DATA —
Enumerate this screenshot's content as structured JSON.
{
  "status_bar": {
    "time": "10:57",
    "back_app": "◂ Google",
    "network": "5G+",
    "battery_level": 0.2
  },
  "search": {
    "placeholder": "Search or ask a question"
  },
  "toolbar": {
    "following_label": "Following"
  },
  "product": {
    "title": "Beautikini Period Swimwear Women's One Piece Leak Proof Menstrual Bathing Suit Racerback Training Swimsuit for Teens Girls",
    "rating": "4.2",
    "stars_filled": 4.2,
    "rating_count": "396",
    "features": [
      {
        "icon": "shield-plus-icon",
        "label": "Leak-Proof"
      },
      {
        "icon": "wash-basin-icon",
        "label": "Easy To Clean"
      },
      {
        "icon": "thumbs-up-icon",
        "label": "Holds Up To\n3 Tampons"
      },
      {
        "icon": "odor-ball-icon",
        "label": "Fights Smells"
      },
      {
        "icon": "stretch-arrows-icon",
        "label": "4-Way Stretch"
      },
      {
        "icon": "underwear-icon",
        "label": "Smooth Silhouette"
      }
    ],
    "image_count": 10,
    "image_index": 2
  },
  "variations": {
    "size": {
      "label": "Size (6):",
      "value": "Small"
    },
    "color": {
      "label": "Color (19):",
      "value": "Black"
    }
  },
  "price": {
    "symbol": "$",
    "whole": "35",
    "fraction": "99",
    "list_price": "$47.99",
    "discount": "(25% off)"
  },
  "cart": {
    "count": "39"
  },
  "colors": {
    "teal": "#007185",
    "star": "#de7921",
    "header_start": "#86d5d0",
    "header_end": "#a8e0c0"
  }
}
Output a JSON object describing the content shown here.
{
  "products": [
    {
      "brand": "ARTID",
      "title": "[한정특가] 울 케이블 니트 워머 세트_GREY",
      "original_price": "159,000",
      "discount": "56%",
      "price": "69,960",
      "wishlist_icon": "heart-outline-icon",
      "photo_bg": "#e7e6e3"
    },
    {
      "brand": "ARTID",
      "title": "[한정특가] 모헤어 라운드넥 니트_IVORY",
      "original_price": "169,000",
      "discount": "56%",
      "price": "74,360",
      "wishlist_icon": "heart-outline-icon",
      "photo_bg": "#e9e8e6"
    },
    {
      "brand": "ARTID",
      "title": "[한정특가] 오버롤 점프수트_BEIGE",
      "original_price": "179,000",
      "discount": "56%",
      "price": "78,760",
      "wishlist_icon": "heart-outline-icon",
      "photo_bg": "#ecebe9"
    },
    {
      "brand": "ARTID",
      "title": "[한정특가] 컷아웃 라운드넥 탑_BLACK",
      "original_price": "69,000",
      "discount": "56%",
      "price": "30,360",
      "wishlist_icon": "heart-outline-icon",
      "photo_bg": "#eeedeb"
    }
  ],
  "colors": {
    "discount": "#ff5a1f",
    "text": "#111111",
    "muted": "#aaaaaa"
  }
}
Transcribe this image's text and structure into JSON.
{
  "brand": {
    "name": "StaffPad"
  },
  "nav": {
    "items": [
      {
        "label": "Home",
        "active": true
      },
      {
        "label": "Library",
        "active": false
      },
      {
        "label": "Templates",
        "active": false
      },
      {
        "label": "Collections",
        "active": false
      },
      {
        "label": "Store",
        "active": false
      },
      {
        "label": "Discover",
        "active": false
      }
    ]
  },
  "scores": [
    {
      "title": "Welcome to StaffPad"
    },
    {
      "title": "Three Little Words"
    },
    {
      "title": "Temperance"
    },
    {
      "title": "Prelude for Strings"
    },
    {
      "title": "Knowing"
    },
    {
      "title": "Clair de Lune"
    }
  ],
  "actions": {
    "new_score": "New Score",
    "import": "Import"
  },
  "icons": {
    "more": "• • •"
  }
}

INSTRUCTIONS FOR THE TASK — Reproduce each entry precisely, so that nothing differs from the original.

OUTPUT —
Enumerate this screenshot's content as structured JSON.
{
  "status_bar": {
    "time": "10:57",
    "back_app": "◂ Google",
    "network": "5G+",
    "battery_level": 0.2
  },
  "search": {
    "placeholder": "Search or ask a question"
  },
  "toolbar": {
    "following_label": "Following"
  },
  "product": {
    "title": "Beautikini Period Swimwear Women's One Piece Leak Proof Menstrual Bathing Suit Racerback Training Swimsuit for Teens Girls",
    "rating": "4.2",
    "stars_filled": 4.2,
    "rating_count": "396",
    "features": [
      {
        "icon": "shield-plus-icon",
        "label": "Leak-Proof"
      },
      {
        "icon": "wash-basin-icon",
        "label": "Easy To Clean"
      },
      {
        "icon": "thumbs-up-icon",
        "label": "Holds Up To\n3 Tampons"
      },
      {
        "icon": "odor-ball-icon",
        "label": "Fights Smells"
      },
      {
        "icon": "stretch-arrows-icon",
        "label": "4-Way Stretch"
      },
      {
        "icon": "underwear-icon",
        "label": "Smooth Silhouette"
      }
    ],
    "image_count": 10,
    "image_index": 2
  },
  "variations": {
    "size": {
      "label": "Size (6):",
      "value": "Small"
    },
    "color": {
      "label": "Color (19):",
      "value": "Black"
    }
  },
  "price": {
    "symbol": "$",
    "whole": "35",
    "fraction": "99",
    "list_price": "$47.99",
    "discount": "(25% off)"
  },
  "cart": {
    "count": "39"
  },
  "colors": {
    "teal": "#007185",
    "star": "#de7921",
    "header_start": "#86d5d0",
    "header_end": "#a8e0c0"
  }
}
Output a JSON object describing the content shown here.
{
  "products": [
    {
      "brand": "ARTID",
      "title": "[한정특가] 울 케이블 니트 워머 세트_GREY",
      "original_price": "159,000",
      "discount": "56%",
      "price": "69,960",
      "wishlist_icon": "heart-outline-icon",
      "photo_bg": "#e7e6e3"
    },
    {
      "brand": "ARTID",
      "title": "[한정특가] 모헤어 라운드넥 니트_IVORY",
      "original_price": "169,000",
      "discount": "56%",
      "price": "74,360",
      "wishlist_icon": "heart-outline-icon",
      "photo_bg": "#e9e8e6"
    },
    {
      "brand": "ARTID",
      "title": "[한정특가] 오버롤 점프수트_BEIGE",
      "original_price": "179,000",
      "discount": "56%",
      "price": "78,760",
      "wishlist_icon": "heart-outline-icon",
      "photo_bg": "#ecebe9"
    },
    {
      "brand": "ARTID",
      "title": "[한정특가] 컷아웃 라운드넥 탑_BLACK",
      "original_price": "69,000",
      "discount": "56%",
      "price": "30,360",
      "wishlist_icon": "heart-outline-icon",
      "photo_bg": "#eeedeb"
    }
  ],
  "colors": {
    "discount": "#ff5a1f",
    "text": "#111111",
    "muted": "#aaaaaa"
  }
}
Transcribe this image's text and structure into JSON.
{
  "brand": {
    "name": "StaffPad"
  },
  "nav": {
    "items": [
      {
        "label": "Home",
        "active": true
      },
      {
        "label": "Library",
        "active": false
      },
      {
        "label": "Templates",
        "active": false
      },
      {
        "label": "Collections",
        "active": false
      },
      {
        "label": "Store",
        "active": false
      },
      {
        "label": "Discover",
        "active": false
      }
    ]
  },
  "scores": [
    {
      "title": "Welcome to StaffPad"
    },
    {
      "title": "Three Little Words"
    },
    {
      "title": "Temperance"
    },
    {
      "title": "Prelude for Strings"
    },
    {
      "title": "Knowing"
    },
    {
      "title": "Clair de Lune"
    }
  ],
  "actions": {
    "new_score": "New Score",
    "import": "Import"
  },
  "icons": {
    "more": "• • •"
  }
}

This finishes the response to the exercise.